Peter at the beach

The other day at work I learned that you can remove backgrounds from images in Word 2010. What takes 10-20 minutes to do cleanly in GIMP takes 10 seconds in Word: insert picture, click "Remove Background" under "Picture Tools", and you're done (provided the image isn't too detailed). Insert a new background image, click "send to back", and you've got a new setting. Mind blown at the simplicity of a utility that's been there all along. Here's Peter from The Snowy Day and Whistle for Willie in new landscapes.


Amanda Palmer: The Art of Asking (TED)

I know many feel TED talk fatigue, & I can be one of them. But if you're interested in the sharing economy, or art, or Twitter, or bringing humanness to a busy impersonal place or interaction, or even just or maybe especially *how to present a short talk well*, I recommend Amanda Palmer's 13-minute talk (2013):


"The Friends List: a Poem in 292 Parts"--Carolyn Guinzio

I love Carolyn Guinzio's "The Friends List: a Poem in 292 Parts"--a short stanza on each of her Facebook friends.
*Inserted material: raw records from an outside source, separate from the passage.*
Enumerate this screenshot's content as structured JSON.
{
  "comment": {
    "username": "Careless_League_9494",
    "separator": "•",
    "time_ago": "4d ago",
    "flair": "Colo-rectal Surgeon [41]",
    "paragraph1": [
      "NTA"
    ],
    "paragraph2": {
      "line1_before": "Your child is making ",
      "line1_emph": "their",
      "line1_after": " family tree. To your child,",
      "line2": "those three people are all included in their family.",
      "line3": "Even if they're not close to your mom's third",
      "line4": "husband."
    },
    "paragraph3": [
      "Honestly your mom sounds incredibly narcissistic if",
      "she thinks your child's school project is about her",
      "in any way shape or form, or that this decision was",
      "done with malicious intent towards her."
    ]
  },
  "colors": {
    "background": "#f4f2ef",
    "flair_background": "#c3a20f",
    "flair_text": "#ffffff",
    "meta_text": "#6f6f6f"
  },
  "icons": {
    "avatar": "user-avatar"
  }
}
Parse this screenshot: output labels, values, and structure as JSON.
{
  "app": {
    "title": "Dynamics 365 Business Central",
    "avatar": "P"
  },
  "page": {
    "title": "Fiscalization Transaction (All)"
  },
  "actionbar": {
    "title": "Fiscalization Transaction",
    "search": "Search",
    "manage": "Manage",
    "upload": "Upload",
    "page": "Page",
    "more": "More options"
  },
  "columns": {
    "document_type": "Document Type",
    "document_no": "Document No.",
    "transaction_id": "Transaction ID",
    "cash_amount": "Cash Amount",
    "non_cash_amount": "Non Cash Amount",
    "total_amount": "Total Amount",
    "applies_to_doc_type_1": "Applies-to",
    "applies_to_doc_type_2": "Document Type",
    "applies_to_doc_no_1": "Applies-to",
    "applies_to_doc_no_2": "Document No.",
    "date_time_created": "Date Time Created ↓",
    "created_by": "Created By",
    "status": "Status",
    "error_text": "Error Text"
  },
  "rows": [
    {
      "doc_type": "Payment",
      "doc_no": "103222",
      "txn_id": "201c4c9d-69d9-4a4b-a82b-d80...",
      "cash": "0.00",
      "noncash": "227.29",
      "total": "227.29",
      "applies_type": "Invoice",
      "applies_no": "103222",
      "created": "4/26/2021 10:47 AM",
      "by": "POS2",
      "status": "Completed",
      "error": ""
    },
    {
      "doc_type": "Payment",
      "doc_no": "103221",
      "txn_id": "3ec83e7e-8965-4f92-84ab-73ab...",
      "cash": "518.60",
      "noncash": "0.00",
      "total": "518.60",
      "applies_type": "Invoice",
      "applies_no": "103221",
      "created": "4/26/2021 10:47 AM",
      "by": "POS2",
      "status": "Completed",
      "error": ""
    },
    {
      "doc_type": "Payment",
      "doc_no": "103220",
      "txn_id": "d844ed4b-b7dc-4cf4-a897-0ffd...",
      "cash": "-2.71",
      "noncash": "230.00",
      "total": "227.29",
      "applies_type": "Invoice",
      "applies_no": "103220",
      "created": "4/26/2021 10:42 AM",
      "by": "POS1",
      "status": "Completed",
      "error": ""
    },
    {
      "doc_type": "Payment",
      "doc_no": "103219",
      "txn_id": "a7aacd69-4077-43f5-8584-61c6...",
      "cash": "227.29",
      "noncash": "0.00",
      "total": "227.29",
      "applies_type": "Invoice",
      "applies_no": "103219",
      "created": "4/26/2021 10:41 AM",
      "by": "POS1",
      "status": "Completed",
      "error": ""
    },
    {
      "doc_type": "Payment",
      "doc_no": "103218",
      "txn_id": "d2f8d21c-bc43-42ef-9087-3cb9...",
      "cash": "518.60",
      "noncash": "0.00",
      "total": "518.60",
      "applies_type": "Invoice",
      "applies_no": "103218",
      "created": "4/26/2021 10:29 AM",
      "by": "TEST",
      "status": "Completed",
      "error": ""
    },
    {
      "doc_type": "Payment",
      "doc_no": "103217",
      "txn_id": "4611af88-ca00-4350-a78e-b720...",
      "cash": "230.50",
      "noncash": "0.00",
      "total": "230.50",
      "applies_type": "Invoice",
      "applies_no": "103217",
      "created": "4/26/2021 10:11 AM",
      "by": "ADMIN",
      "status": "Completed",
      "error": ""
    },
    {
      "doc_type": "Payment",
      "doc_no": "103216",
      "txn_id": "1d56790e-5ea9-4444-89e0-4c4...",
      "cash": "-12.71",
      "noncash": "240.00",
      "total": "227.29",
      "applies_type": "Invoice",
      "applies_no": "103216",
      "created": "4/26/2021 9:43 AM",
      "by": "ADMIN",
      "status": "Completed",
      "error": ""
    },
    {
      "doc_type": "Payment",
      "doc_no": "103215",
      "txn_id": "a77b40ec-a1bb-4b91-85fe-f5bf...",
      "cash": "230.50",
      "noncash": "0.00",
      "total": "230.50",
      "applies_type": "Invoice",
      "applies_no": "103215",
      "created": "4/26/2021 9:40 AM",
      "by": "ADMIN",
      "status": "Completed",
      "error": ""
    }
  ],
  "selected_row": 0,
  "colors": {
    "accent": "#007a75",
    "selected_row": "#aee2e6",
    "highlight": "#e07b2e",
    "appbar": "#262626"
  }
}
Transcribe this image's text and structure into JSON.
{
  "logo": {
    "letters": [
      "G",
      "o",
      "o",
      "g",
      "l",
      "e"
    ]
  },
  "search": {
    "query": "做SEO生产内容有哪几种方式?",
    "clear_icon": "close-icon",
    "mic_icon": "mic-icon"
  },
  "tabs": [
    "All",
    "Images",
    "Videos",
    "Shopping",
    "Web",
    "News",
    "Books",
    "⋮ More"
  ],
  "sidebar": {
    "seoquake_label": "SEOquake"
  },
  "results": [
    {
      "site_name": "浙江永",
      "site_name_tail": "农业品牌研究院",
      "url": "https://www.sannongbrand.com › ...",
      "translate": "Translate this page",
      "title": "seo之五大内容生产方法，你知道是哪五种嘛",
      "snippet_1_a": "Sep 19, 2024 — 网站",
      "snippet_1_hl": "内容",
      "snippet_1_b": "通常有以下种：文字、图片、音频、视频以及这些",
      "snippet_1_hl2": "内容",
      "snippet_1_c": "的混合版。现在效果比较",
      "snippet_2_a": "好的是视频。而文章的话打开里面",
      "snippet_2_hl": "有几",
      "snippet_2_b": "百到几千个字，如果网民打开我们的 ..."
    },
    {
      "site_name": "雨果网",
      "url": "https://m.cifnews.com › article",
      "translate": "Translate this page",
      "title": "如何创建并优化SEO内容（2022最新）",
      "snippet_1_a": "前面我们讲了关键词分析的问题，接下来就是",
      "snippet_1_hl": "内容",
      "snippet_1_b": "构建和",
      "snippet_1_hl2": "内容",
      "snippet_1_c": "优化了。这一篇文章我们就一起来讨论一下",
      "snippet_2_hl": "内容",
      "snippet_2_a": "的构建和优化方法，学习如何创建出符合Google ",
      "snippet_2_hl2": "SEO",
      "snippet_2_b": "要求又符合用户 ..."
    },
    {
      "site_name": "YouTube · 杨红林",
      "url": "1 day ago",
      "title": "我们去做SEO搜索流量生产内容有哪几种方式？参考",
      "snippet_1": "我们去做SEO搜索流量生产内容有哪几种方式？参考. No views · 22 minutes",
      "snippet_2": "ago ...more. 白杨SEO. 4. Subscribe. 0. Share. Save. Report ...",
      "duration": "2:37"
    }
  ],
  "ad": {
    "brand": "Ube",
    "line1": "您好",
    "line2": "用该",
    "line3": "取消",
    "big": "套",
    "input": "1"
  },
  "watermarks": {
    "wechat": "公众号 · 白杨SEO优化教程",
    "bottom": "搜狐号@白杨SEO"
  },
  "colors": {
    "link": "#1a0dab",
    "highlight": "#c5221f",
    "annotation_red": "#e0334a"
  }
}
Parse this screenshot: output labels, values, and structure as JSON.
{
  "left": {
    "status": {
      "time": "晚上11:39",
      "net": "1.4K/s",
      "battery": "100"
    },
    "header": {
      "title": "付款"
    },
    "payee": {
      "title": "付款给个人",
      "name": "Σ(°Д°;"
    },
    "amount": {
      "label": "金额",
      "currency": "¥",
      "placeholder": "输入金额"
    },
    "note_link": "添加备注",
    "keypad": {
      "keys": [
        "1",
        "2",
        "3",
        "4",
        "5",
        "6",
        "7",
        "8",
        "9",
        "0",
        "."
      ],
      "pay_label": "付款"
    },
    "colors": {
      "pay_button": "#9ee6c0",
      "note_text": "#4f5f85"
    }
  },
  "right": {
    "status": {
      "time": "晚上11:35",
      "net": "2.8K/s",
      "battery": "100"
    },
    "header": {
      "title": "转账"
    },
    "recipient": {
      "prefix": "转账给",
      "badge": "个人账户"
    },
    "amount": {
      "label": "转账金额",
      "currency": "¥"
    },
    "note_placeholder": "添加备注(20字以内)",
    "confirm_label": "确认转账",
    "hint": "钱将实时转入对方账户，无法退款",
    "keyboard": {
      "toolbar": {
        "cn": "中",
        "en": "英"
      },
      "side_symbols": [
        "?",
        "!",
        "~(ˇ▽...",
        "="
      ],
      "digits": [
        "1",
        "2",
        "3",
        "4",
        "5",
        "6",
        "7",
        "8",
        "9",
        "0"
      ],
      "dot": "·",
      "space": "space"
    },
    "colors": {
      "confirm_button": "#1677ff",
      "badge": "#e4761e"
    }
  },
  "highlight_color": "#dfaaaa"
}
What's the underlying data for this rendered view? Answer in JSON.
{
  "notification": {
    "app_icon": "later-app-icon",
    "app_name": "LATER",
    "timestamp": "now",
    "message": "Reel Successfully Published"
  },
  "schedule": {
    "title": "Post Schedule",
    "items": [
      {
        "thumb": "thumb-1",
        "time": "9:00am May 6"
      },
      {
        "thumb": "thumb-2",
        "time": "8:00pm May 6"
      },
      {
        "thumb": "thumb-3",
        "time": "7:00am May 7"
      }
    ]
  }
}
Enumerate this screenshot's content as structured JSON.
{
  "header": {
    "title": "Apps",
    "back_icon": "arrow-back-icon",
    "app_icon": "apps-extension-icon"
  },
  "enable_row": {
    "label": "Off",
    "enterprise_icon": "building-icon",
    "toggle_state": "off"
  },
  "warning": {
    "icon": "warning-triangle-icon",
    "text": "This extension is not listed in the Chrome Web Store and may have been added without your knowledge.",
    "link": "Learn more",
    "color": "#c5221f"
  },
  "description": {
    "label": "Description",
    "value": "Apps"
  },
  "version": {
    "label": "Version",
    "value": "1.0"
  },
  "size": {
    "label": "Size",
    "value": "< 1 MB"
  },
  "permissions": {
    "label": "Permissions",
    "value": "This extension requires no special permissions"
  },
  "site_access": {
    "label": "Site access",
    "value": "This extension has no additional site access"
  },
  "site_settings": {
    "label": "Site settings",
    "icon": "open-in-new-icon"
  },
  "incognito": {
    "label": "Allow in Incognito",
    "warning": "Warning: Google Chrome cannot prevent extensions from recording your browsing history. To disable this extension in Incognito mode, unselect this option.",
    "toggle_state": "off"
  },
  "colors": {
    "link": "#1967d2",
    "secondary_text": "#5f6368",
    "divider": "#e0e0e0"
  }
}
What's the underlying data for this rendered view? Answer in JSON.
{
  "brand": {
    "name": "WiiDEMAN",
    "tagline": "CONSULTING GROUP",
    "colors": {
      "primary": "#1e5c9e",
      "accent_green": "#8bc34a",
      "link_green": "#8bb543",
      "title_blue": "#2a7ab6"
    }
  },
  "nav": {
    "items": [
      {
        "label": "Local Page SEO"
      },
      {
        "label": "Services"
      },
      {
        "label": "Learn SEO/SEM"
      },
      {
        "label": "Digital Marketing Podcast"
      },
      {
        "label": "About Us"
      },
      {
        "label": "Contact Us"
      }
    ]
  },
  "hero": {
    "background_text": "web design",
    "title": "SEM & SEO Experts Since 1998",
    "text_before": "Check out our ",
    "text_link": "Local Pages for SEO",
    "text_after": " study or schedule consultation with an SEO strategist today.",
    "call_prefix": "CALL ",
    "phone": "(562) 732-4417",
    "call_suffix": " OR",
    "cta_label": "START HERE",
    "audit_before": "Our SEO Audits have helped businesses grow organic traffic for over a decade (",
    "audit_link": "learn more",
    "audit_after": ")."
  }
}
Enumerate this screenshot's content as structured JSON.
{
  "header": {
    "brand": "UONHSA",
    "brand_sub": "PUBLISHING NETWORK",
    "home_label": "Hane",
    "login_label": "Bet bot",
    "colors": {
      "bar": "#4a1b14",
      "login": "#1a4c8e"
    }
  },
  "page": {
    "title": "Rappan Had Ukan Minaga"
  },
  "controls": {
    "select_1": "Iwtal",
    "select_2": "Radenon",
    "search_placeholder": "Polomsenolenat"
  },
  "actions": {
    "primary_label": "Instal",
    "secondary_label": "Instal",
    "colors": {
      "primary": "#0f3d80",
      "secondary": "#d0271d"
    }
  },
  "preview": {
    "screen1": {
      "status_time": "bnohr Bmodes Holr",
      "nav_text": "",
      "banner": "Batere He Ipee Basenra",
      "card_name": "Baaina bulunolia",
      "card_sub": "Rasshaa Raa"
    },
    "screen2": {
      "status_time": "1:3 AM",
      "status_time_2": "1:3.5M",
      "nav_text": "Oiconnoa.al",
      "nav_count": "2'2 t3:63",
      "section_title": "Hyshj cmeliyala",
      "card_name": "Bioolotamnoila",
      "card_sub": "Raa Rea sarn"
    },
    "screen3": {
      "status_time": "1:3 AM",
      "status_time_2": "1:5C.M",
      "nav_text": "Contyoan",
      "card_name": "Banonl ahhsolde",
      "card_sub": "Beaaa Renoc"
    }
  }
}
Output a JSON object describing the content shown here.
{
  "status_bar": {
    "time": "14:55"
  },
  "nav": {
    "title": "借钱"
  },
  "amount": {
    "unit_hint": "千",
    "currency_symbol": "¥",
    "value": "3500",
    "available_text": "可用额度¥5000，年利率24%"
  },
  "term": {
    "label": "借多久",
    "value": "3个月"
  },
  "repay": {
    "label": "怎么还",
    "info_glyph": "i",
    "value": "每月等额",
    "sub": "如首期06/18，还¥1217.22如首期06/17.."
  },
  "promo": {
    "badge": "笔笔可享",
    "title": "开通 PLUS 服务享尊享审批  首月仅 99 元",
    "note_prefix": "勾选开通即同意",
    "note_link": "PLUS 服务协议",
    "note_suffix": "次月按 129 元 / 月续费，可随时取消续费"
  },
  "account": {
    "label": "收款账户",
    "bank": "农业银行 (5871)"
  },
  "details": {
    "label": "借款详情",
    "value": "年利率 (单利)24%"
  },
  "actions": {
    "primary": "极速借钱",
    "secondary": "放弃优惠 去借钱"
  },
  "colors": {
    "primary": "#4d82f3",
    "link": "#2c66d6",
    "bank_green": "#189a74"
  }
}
On Facebook, Kathleen Ossip shared it and wrote that it "chimes with affection and connection". I think so, too, but also think some sections capture the slightness and wisp-like surprise, the oddity of some of those connections--it's a poem that makes sense of Facebook, when "Making Sense Of Facebook" sometimes doesn't seem so far from "Making Love Out Of Nothing At All".

A few brief excerpts that I hope it's okay to quote (read the entire poem here*):

She was worried 
about the phantom
kittens in the grate.

I was won over
by the fictional contents
of the fictional little girl’s purse.

I both knew and did
not know that was her
at the next table.

You can look, but I think
he has already found
all the good fossils.

Where can she be
at peace?
On a horse.

Even at the hospital,
I see her in the light 
of chandeliers.

*link may be broken after a week or two--just learned of poet's intention to only keep the page up for a short while


Neon salesman's suitcase


 "One amazing relic of the golden age of neon are the suitcases carried by neon salesmen. They contained every color they could make. The suitcases are so beautiful. You open them up, and there’s a little switch for each tube. If you turn them all on—which you’re not really supposed to do—you just get this incredible rainbow radiating out of the suitcase. It must have been so magical when a salesman walked into a little shop and opened up his suitcase, especially when neon signs were first starting to catch on."

--Kirsten Hively, via Collectors Weekly